"That's sus": What it Means and What Made it Popular
Despite what stubborn grammar teachers might say, language is democratic. New words and phrases are invented and adopted into standard English on a regular basis, often as a result of repeated usage in mainstream culture. One recent example of this phenomenon is the word "sus," which has been around for many years, but more recently became popularized by the Among Us video game community.
What does it mean?
Sus (adjective, pronounced "suhss," as in "some" or "suspect")
The word sus has a long history. Today, it is most often understood as a short form of the words "suspect" and "suspicious," and it usually describes something or someone who seems suspicious, strange, or off. In the case of a person, they can look sus or act sus. You can use the word in a variety of sentences, such as:
"You're acting (kind of/a little/a bit) sus."
"He's being sus."
"Don't be so sus."
"This soup looks a little sus."
"He looks a little sus. Are you sure he's not an undercover police officer?"
Basically, if something or someone seems a little suspicious, you can say it is sus. Any one of these scenarios could be considered sus:
You open your closet and see that one of your t-shirts is missing, then see your roommate wearing one with the same design. They say they bought it. "No way. That's too sus."
Your neighbour looks through your garbage when they think no one is looking. "That's so sus."
Your children have been upstairs for the past 30 minutes and haven't made any noise. They're usually very noisy. "Hmm, that's a little sus. I should go check on them."
As you can see, many things can be considered sus.
What made it popular?

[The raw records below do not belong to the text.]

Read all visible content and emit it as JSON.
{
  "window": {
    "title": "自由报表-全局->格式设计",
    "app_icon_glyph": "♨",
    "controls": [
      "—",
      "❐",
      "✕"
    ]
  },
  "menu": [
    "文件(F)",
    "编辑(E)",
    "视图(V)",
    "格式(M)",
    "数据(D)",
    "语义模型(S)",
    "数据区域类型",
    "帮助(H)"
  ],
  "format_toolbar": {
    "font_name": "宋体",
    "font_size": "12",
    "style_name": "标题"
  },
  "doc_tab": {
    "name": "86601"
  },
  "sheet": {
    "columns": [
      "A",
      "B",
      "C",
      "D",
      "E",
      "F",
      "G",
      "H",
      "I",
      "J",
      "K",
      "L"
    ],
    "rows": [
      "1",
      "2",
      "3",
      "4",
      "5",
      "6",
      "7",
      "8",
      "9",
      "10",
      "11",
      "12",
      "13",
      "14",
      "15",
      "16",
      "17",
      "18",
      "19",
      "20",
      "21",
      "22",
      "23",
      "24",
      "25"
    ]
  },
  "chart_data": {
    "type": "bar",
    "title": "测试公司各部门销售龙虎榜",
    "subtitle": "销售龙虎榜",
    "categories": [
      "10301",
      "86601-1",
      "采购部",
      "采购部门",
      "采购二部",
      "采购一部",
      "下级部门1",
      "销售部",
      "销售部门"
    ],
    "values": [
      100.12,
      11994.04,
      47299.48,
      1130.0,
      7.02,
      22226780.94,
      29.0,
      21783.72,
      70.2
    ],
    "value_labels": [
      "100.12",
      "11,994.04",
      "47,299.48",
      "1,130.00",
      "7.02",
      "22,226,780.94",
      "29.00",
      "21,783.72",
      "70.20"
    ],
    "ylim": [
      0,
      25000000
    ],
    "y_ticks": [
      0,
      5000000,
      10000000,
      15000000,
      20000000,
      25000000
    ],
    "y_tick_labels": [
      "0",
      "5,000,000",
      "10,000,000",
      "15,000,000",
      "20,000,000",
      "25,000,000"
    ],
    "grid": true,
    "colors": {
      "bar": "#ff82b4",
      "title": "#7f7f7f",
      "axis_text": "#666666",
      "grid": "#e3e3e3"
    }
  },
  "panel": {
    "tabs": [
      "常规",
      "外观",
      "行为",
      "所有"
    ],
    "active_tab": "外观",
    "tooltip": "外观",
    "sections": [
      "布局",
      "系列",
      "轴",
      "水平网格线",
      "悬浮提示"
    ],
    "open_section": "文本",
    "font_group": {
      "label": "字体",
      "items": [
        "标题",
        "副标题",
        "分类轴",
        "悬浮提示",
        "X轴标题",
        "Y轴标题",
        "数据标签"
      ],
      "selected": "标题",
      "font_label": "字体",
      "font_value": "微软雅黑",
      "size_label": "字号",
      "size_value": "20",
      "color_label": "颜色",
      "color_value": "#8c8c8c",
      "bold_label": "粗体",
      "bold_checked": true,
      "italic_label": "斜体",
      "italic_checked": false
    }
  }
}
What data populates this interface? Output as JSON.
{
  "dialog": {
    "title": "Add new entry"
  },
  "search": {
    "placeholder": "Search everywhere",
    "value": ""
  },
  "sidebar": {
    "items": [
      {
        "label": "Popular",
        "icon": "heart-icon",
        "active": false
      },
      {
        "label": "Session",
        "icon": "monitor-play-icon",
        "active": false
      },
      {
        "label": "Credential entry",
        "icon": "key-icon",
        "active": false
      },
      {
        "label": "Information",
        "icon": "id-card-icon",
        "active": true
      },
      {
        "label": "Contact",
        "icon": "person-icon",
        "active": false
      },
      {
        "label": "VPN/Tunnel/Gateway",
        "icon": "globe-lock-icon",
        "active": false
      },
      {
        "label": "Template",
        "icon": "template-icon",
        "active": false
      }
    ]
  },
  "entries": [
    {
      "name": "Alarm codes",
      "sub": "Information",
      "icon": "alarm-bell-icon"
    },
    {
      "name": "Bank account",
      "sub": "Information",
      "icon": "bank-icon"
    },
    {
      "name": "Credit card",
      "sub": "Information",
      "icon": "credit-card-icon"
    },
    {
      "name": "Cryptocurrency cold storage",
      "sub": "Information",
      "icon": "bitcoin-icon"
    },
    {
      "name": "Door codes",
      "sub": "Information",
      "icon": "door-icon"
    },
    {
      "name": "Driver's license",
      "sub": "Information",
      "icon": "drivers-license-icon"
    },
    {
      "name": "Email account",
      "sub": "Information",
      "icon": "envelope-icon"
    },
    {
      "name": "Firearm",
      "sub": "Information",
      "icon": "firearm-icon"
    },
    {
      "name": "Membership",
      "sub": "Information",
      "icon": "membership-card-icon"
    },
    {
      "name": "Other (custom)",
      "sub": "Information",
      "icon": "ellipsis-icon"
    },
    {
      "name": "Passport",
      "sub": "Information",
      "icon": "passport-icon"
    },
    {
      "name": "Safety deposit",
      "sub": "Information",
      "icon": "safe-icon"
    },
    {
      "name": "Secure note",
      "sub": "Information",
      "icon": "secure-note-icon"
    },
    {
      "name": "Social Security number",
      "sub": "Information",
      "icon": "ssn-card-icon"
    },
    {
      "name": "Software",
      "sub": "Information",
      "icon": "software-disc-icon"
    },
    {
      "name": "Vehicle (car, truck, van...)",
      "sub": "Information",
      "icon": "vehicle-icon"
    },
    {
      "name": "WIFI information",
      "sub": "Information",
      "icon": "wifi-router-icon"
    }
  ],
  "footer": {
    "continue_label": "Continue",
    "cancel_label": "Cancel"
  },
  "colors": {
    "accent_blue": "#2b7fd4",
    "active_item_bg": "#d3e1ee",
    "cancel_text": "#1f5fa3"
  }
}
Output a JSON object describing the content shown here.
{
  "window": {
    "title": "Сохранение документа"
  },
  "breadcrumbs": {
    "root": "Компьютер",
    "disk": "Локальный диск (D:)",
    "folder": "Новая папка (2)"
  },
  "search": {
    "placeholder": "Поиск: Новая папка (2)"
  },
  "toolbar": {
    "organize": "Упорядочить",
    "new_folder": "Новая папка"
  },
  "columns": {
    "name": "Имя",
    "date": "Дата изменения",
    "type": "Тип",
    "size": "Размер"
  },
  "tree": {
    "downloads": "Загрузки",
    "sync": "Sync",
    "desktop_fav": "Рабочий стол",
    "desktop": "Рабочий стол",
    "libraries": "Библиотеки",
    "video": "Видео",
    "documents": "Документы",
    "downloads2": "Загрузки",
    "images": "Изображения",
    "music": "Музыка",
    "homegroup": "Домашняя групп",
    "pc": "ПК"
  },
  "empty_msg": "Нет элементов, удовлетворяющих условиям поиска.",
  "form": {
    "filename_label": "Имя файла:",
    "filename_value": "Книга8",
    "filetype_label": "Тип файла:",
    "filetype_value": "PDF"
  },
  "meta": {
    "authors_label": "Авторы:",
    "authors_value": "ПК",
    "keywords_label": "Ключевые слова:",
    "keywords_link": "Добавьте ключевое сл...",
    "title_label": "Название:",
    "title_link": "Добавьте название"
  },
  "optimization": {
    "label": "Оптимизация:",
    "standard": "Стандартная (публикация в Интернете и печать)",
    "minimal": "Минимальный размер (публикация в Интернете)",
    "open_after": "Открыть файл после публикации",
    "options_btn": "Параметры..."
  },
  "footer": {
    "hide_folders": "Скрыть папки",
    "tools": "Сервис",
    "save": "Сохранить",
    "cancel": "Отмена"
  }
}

In Among Us, the word is used to make a judgment about a player whom you think is "the imposter." What does that mean? Well, in the game, you have to work with a group of other players (called crewmates) to complete different tasks on a spaceship. At the beginning of every game, you are assigned a role as a crewmate or an imposter. Usually, there is only one imposter, but it's possible to change the settings of the game so there are more.
The imposter's role is to sabotage the ship and to kill the other players before they discover him or her. The imposter can pretend to do tasks, and he or she can sneak around the ship by using the vents (or "venting," as it is called by players).
The crewmates can call a meeting at any time during the game if they think they know who the imposter is, or because they have discovered a dead body.
When a meeting is called, players can chat about whom they think the imposter is. Maybe someone actually witnessed the murder, saw someone vent, or saw someone running away from the room where the murder was committed. Or maybe someone saw another player just standing in a room doing nothing instead of doing their tasks. Why were they just standing there? Were they waiting for another player to enter so they could kill them?
A meeting ends when players vote (or choose to skip their vote) on whom to eject from the ship. A good imposter will fit in with the crewmates so that no one suspects them of being the imposter!
The game was released in 2018 but only became incredibly popular in mid-2020. In September 2020, it was reported that Among Us had over 60 million daily active players.
A Final Word
Every year, dictionary companies add new words to their databases. Only time will tell if the slang adjective "sus" will be recognized by Oxford or Merriam-Webster, or if the word will simply die out as people become bored with it. Either way, it won't stop young people from using it today because, as stated above, language is democratic. People get to decide what language is used and accepted in their communities. The grammar police who don't agree with those communities are seen as kind of sus.